TASK DETAILS >> Your answer should consist only of the line with "Decode this image" and the lines after it, reproduced exactly through the end of the entries below.

>>>>

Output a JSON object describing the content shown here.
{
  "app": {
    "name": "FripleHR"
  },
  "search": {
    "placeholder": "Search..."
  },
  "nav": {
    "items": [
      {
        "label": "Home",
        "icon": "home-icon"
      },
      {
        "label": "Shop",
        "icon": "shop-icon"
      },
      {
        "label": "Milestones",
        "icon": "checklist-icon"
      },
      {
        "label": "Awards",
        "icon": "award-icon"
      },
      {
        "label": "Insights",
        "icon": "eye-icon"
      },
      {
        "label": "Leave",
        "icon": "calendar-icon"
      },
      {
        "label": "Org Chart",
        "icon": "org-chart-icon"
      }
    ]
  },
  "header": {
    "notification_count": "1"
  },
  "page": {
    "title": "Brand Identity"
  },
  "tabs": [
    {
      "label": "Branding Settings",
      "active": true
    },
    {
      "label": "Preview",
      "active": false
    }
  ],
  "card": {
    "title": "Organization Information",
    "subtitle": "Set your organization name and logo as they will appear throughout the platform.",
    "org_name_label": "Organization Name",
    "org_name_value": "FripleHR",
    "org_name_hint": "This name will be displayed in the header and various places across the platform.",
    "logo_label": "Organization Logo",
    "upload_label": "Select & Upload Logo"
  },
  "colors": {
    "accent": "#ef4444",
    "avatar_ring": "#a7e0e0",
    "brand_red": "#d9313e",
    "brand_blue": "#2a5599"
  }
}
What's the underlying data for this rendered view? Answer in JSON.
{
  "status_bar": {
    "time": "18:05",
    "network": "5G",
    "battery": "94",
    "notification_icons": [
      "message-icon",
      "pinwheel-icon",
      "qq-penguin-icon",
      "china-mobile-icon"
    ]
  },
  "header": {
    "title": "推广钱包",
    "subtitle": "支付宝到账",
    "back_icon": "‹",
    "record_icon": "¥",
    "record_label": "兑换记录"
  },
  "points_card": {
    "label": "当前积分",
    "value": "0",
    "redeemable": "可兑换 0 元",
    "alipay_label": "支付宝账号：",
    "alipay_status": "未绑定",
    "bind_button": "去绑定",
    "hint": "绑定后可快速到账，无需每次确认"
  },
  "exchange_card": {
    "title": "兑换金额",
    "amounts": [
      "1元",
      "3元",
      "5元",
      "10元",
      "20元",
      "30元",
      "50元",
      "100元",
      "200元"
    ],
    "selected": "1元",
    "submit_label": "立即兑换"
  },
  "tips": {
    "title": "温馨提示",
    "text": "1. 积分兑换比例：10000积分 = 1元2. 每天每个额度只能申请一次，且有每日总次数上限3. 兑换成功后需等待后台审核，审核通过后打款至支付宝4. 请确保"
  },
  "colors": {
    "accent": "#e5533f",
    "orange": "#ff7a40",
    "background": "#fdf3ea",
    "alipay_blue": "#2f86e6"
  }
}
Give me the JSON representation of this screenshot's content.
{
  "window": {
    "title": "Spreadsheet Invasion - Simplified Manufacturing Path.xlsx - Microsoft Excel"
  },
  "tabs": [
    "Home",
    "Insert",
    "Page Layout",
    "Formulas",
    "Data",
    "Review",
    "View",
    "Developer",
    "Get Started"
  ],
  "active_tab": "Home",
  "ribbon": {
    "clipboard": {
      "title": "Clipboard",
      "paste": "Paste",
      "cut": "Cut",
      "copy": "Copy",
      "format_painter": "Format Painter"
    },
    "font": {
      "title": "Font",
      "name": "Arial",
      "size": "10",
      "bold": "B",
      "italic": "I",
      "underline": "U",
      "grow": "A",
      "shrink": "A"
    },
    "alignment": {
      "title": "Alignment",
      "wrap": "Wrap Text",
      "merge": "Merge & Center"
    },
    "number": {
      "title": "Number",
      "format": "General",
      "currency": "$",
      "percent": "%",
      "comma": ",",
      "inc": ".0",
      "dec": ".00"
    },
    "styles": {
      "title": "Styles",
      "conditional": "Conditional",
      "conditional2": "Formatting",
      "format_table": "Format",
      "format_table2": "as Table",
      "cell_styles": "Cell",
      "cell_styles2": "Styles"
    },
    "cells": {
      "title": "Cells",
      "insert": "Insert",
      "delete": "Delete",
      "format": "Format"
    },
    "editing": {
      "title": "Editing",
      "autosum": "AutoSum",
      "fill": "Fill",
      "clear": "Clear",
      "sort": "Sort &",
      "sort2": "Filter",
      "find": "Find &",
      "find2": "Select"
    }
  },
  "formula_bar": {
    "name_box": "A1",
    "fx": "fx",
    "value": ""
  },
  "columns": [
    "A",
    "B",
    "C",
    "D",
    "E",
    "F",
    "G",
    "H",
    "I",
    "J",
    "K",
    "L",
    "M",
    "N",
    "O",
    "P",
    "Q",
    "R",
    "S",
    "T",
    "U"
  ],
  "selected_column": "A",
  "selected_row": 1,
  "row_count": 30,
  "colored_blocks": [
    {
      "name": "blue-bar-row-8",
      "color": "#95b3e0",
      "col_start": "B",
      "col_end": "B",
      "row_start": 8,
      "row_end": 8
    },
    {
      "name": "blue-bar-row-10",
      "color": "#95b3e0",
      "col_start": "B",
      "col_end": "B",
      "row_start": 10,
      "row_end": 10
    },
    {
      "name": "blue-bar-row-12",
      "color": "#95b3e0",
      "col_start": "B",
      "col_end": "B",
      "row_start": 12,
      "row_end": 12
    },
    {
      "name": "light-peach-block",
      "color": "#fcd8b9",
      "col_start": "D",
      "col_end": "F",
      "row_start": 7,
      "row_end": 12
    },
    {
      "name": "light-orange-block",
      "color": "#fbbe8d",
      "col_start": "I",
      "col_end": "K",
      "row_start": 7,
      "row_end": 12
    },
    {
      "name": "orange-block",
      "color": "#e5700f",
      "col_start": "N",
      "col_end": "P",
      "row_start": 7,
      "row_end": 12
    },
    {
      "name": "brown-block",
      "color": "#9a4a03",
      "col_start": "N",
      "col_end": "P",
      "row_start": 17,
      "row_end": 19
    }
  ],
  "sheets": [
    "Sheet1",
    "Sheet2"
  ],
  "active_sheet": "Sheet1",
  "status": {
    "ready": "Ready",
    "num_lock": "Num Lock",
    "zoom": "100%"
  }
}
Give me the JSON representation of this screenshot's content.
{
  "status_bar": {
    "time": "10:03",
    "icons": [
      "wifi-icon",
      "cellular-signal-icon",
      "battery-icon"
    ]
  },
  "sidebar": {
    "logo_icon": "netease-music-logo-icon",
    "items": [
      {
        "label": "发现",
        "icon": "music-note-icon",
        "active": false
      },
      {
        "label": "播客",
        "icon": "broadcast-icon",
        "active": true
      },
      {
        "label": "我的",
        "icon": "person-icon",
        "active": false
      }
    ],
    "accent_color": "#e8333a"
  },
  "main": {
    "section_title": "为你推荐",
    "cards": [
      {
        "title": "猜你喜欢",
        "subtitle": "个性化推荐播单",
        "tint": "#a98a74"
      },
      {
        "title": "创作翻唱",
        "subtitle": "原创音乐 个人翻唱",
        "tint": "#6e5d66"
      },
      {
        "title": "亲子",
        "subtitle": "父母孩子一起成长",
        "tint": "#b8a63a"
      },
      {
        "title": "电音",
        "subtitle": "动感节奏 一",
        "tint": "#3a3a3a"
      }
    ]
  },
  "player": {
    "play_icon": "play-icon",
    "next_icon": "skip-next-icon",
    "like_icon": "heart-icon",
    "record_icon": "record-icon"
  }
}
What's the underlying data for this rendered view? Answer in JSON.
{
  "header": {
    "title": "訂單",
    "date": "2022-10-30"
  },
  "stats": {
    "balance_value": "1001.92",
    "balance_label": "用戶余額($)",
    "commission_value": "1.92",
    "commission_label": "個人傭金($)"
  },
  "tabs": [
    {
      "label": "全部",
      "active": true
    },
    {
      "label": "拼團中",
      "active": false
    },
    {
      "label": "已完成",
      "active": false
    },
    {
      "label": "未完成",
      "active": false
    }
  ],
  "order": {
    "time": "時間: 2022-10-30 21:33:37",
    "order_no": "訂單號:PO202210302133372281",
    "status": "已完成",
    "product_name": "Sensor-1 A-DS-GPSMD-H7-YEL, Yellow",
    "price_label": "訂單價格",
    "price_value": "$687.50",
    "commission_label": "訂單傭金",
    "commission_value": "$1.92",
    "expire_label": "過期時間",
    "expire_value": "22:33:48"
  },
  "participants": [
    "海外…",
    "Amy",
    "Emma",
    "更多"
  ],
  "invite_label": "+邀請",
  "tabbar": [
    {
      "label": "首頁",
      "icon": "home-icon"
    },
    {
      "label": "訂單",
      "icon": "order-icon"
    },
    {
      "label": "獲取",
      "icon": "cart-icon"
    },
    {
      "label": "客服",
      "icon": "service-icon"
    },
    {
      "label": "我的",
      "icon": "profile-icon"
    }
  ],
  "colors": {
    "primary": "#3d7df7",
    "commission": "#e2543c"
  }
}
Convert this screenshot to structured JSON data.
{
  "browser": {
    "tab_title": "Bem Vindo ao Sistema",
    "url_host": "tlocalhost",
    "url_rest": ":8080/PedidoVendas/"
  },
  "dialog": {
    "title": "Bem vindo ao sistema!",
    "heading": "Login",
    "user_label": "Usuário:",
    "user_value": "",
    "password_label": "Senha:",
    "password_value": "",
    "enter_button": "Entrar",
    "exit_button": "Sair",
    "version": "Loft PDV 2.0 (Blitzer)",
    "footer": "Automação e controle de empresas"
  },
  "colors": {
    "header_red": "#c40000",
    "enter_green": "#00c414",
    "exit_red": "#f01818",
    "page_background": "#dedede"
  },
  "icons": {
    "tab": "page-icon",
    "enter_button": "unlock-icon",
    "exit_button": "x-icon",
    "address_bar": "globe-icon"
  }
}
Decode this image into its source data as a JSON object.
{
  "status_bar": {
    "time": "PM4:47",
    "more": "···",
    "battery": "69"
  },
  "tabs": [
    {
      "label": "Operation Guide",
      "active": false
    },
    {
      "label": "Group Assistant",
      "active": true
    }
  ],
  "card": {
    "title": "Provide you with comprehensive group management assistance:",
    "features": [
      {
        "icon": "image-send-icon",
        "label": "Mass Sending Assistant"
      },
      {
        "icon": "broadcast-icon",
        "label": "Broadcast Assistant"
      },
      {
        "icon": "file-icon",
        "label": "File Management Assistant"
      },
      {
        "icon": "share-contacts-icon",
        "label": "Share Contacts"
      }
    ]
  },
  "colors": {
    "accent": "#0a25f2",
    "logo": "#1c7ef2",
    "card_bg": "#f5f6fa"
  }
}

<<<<

RESPONSE BOX >>
Decode this image into its source data as a JSON object.
{
  "status_bar": {
    "time": "PM4:47",
    "more": "···",
    "battery": "69"
  },
  "tabs": [
    {
      "label": "Operation Guide",
      "active": false
    },
    {
      "label": "Group Assistant",
      "active": true
    }
  ],
  "card": {
    "title": "Provide you with comprehensive group management assistance:",
    "features": [
      {
        "icon": "image-send-icon",
        "label": "Mass Sending Assistant"
      },
      {
        "icon": "broadcast-icon",
        "label": "Broadcast Assistant"
      },
      {
        "icon": "file-icon",
        "label": "File Management Assistant"
      },
      {
        "icon": "share-contacts-icon",
        "label": "Share Contacts"
      }
    ]
  },
  "colors": {
    "accent": "#0a25f2",
    "logo": "#1c7ef2",
    "card_bg": "#f5f6fa"
  }
}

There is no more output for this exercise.